WORK REQUIRED
Once the pictures are set aside, reproduce the remaining data exactly.

DATA TO USE: Begin

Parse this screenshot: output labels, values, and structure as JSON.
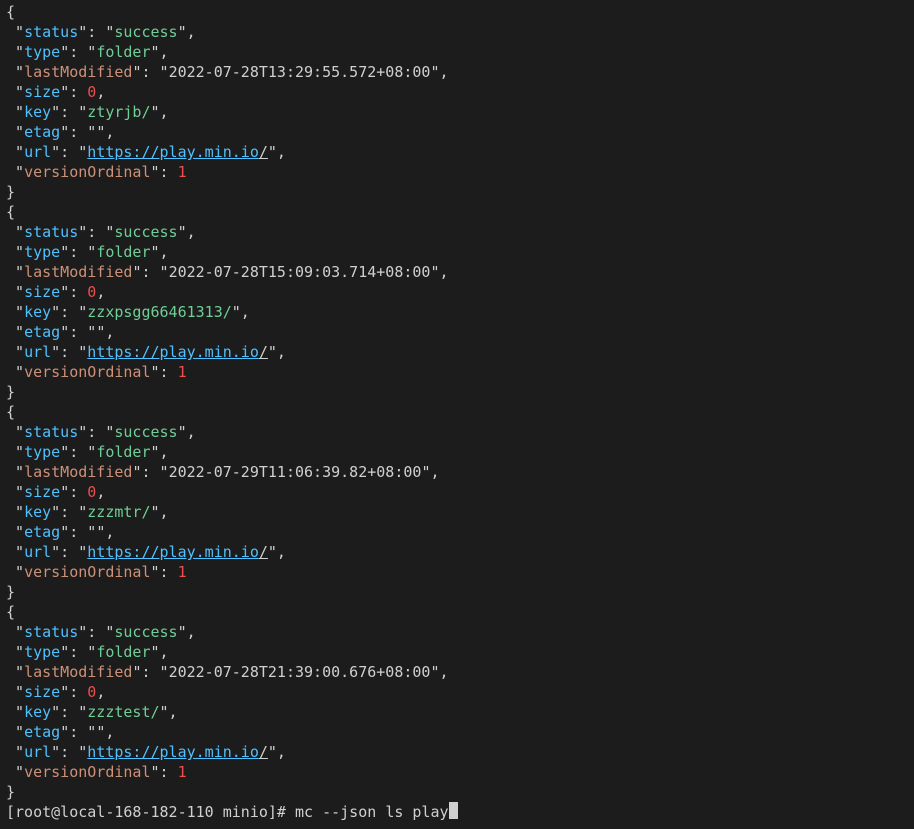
{
  "records": [
    {
      "status": "success",
      "type": "folder",
      "lastModified": "2022-07-28T13:29:55.572+08:00",
      "size": 0,
      "key": "ztyrjb/",
      "etag": "",
      "url_host": "https://play.min.io",
      "url_path": "/",
      "versionOrdinal": 1
    },
    {
      "status": "success",
      "type": "folder",
      "lastModified": "2022-07-28T15:09:03.714+08:00",
      "size": 0,
      "key": "zzxpsgg66461313/",
      "etag": "",
      "url_host": "https://play.min.io",
      "url_path": "/",
      "versionOrdinal": 1
    },
    {
      "status": "success",
      "type": "folder",
      "lastModified": "2022-07-29T11:06:39.82+08:00",
      "size": 0,
      "key": "zzzmtr/",
      "etag": "",
      "url_host": "https://play.min.io",
      "url_path": "/",
      "versionOrdinal": 1
    },
    {
      "status": "success",
      "type": "folder",
      "lastModified": "2022-07-28T21:39:00.676+08:00",
      "size": 0,
      "key": "zzztest/",
      "etag": "",
      "url_host": "https://play.min.io",
      "url_path": "/",
      "versionOrdinal": 1
    }
  ],
  "prompt": {
    "user_host": "[root@local-168-182-110 minio]#",
    "cmd": "mc",
    "flag": "--json",
    "args": "ls play"
  },
  "labels": {
    "status": "status",
    "type": "type",
    "lastModified": "lastModified",
    "size": "size",
    "key": "key",
    "etag": "etag",
    "url": "url",
    "versionOrdinal": "versionOrdinal"
  }
}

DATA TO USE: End

RESPONSE FOR THIS EXERCISE
Parse this screenshot: output labels, values, and structure as JSON.
{
  "records": [
    {
      "status": "success",
      "type": "folder",
      "lastModified": "2022-07-28T13:29:55.572+08:00",
      "size": 0,
      "key": "ztyrjb/",
      "etag": "",
      "url_host": "https://play.min.io",
      "url_path": "/",
      "versionOrdinal": 1
    },
    {
      "status": "success",
      "type": "folder",
      "lastModified": "2022-07-28T15:09:03.714+08:00",
      "size": 0,
      "key": "zzxpsgg66461313/",
      "etag": "",
      "url_host": "https://play.min.io",
      "url_path": "/",
      "versionOrdinal": 1
    },
    {
      "status": "success",
      "type": "folder",
      "lastModified": "2022-07-29T11:06:39.82+08:00",
      "size": 0,
      "key": "zzzmtr/",
      "etag": "",
      "url_host": "https://play.min.io",
      "url_path": "/",
      "versionOrdinal": 1
    },
    {
      "status": "success",
      "type": "folder",
      "lastModified": "2022-07-28T21:39:00.676+08:00",
      "size": 0,
      "key": "zzztest/",
      "etag": "",
      "url_host": "https://play.min.io",
      "url_path": "/",
      "versionOrdinal": 1
    }
  ],
  "prompt": {
    "user_host": "[root@local-168-182-110 minio]#",
    "cmd": "mc",
    "flag": "--json",
    "args": "ls play"
  },
  "labels": {
    "status": "status",
    "type": "type",
    "lastModified": "lastModified",
    "size": "size",
    "key": "key",
    "etag": "etag",
    "url": "url",
    "versionOrdinal": "versionOrdinal"
  }
}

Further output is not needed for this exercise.